- intermediation is rebuilt between the social and political sphere, between people and institution, especially with the role of the citizen platforms which ensure this connection between inhabitants and elected people, problems and imagination coming from the streets and reality and constraints of institutional power.
- a new generation of institutions and administration is created, less liberal and more cooperative (and sometimes fighting civil servant into administration to guarantee this orientation – cf Municilab workshop conclusions – October 2018), based on more transversality between public services and policies, putting common good at the heart of administration with the notion and values of equality of public service and fighting against corruption, reinventing institutional rituals with a bigger place to give to the citizen in the decision making and production of the city.
One of the concrete results of municipalism is also the implementation of new types of public policies in the urban, social, ecological, commons and feminist fields. Re-municipalisation of public services (water, electricity), re-localisation of economic activities, hospitality for refugees are some of these policies. The “Atlas del Cambio” is a web platform which shows municipalist public policies on several issues dealing with participation, commons, urban ecology, food, etc. It is a rich data base to study what is the nature, the cost, the temporality, the scale and the transversality of these policies. It shows how a political cooperative represented by municipalist city hall and elected people in the opposition role, are thinking and concretely experimenting public policies to change and preserve the everyday life and the future of inhabitants and cities.

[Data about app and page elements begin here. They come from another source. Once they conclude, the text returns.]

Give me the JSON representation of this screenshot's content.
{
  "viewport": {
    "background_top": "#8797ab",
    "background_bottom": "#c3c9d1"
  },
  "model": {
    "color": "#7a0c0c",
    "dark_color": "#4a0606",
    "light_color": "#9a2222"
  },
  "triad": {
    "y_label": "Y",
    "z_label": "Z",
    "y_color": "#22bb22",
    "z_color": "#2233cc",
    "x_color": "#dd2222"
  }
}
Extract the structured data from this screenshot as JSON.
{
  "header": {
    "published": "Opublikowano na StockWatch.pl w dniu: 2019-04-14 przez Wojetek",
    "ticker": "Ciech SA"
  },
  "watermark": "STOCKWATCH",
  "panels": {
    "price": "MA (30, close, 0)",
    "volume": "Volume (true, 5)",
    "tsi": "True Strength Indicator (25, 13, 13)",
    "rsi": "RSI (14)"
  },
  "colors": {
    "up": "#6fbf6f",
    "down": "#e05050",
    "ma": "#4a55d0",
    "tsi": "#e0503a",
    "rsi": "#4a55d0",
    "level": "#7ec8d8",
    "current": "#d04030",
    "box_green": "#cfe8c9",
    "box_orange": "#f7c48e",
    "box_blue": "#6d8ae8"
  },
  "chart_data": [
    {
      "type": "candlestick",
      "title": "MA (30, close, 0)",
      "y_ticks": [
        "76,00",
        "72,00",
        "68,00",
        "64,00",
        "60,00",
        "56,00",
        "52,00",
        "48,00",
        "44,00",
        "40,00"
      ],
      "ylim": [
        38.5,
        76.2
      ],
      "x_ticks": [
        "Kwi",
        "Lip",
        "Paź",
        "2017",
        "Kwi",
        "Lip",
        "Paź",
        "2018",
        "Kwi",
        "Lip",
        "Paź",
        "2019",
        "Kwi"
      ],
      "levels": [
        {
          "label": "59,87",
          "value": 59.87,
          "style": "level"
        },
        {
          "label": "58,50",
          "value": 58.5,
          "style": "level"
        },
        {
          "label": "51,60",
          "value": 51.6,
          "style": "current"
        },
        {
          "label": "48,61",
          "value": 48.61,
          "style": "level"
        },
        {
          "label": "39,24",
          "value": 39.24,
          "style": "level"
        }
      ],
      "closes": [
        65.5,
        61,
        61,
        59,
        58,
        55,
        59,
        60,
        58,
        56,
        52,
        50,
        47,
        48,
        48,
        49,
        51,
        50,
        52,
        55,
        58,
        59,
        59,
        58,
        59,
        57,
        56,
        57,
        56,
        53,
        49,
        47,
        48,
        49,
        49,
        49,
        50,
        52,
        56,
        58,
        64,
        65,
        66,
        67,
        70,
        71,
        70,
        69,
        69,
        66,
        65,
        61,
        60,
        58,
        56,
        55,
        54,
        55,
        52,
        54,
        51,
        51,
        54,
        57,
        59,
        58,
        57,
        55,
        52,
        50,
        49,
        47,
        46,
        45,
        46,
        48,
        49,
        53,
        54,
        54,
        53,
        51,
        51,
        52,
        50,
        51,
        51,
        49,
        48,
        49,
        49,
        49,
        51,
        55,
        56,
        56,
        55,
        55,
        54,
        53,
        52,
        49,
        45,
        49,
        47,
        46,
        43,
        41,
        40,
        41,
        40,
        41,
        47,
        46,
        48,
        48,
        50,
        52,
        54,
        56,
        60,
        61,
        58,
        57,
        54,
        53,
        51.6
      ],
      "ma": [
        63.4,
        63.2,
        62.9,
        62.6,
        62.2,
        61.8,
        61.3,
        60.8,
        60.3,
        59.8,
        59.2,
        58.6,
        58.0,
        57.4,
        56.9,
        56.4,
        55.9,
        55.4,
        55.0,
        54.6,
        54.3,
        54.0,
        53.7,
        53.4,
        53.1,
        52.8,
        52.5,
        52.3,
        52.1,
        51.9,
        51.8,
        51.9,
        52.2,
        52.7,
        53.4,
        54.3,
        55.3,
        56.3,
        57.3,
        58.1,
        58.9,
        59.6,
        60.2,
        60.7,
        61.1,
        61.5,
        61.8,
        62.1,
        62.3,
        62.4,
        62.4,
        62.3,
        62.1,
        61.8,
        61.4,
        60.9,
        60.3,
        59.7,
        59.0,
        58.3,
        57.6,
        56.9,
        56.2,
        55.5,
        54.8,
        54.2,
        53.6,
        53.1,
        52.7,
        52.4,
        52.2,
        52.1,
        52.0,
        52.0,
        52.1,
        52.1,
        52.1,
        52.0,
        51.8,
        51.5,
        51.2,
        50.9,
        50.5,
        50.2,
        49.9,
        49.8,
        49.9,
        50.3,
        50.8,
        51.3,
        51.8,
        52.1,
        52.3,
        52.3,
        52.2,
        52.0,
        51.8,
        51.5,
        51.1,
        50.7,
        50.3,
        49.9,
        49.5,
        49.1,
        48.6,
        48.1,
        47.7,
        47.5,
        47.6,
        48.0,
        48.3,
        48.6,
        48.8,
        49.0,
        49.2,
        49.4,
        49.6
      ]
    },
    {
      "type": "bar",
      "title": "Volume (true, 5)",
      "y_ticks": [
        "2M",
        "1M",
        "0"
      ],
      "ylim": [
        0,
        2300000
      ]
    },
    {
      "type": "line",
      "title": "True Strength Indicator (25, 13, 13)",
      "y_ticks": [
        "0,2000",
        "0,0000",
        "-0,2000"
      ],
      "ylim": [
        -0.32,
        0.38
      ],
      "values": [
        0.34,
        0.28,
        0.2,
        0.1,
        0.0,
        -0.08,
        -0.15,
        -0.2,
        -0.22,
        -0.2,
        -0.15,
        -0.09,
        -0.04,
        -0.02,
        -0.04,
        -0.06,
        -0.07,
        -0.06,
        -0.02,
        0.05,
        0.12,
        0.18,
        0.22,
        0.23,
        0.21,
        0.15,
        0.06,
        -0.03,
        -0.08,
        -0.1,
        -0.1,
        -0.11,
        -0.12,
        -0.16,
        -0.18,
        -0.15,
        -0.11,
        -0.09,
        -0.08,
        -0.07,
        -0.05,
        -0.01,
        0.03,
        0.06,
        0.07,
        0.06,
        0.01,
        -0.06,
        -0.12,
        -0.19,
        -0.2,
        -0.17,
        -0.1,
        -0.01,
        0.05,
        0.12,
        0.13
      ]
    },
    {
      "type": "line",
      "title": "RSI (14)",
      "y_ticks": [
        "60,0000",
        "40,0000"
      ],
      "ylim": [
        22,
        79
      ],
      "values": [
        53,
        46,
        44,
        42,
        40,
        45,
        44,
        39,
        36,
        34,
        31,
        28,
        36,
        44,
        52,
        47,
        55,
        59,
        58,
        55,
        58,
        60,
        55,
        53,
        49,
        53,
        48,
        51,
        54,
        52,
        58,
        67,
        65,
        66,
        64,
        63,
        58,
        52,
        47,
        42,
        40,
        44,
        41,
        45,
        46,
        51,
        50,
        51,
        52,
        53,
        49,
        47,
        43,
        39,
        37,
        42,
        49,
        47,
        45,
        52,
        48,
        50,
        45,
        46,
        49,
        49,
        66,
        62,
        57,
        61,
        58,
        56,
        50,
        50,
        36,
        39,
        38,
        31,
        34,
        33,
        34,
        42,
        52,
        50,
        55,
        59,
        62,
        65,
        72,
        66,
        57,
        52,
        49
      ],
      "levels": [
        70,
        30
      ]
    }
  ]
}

Furthermore, to fight against exclusion and far right temptations, municipalism is creating a common, a community on which each person finds its place, a role, an expression, an audience, a part of change. This approach contributes to fight against society’s fragmentation, fear, and allow for the people to regain ownership of their destiny. Municipalism mobilizes people from the streets because of its social policies. It allows them to regain the power to act with the conviction that they finally have power in their hands. But for that, we have to admit that municipalism, democracy and culture need efforts and resources and the guarantee that those policies will return to the street, to the people.
The Municipalist power of transformation is both cultural and political. It plays a role to transform the practice of power, the representation of a political power in common, the belief of a power to act which can be the point of articulation between individual emancipation, social mobilization and institutionalization.
To conclude, I would like to quote Enric Bárcena from the municipalist citizen platform Barcelona en Comu who said during the last Municilab of October 2018: “We are not alone, nor anecdotic, nor chaotic, we are resilient, we bring alternative, we are proud of the success of other cities which are collective successes. We are drawing other cities, other countries, other type of society”.
 The politics of Social Ecology : Libertarian Municipalism, Janet Biehl, Editions Ecosociété, 2013, Canada
 Ib idem
 “Un réalisme socialiste ne peut être un réalisme de routine. Il doit, comme le socialisme, avoir constamment le caractère expérimental, il doit être un art de perpétuel dépassement. Rien ne lui est plus opposé que la formule, la recette, la répétition. Et, qu’il s’agisse de la peinture ou de l’écriture, l’art c’est toujours la remise en question de l’acquis, c’est le mouvement, le devenir”, Louis Aragon
 The future we deserve, Debbie Bookchin, Guest editorial, ROAR, The city rises
 Jonathan Durand Folco, A nous la ville ! traité de municipalisme, Éditions Ecosociété, 2017, Québec
 “Without disagreements, a society couldn’t be free, doomed to fall into stagnation”, Murray Bookchin
 MAC 3 (Municipalismo Autogobierno y contrapoder) workshop conclusion, La Corogne, 12-15th of October 2017